═══ Exercise input

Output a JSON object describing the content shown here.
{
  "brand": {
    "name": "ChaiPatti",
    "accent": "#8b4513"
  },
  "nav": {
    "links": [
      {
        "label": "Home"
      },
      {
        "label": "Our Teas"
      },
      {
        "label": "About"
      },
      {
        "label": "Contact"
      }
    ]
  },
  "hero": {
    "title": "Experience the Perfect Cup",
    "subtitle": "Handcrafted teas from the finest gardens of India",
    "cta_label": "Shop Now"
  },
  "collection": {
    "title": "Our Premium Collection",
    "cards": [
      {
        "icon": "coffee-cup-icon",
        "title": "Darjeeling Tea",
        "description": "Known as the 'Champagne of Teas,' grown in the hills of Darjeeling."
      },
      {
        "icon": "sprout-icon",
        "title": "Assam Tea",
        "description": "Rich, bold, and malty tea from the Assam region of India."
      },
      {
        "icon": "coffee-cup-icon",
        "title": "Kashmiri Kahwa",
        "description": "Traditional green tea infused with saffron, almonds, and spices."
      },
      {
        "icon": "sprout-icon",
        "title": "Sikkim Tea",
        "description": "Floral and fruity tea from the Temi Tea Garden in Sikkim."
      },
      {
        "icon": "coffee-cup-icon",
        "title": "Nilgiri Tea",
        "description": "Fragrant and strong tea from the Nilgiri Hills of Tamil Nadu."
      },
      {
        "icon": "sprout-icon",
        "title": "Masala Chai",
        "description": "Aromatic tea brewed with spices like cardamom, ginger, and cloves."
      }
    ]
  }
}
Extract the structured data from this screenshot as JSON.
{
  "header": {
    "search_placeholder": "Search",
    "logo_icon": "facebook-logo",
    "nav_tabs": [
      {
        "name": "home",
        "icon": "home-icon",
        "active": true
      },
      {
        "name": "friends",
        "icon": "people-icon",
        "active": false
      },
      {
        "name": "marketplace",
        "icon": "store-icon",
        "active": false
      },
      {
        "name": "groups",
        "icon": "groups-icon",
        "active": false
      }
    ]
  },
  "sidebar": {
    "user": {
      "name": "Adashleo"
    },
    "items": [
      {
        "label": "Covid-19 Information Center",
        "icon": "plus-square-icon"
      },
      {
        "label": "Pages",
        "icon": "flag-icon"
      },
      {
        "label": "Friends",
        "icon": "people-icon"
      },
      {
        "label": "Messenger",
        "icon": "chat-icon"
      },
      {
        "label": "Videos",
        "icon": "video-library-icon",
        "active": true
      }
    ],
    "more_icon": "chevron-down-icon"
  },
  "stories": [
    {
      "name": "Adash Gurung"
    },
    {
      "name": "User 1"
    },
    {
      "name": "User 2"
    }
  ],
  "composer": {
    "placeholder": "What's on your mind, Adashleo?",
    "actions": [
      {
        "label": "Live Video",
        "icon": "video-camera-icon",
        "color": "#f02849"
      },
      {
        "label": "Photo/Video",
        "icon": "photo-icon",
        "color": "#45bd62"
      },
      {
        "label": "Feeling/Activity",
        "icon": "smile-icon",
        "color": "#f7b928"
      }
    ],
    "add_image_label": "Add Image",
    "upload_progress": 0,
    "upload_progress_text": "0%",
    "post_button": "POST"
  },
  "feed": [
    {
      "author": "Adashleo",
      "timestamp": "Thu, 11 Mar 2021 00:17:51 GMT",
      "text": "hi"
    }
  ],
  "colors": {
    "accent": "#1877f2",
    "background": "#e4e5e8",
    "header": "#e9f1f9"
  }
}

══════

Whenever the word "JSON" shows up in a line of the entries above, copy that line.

Output a JSON object describing the content shown here.
Extract the structured data from this screenshot as JSON.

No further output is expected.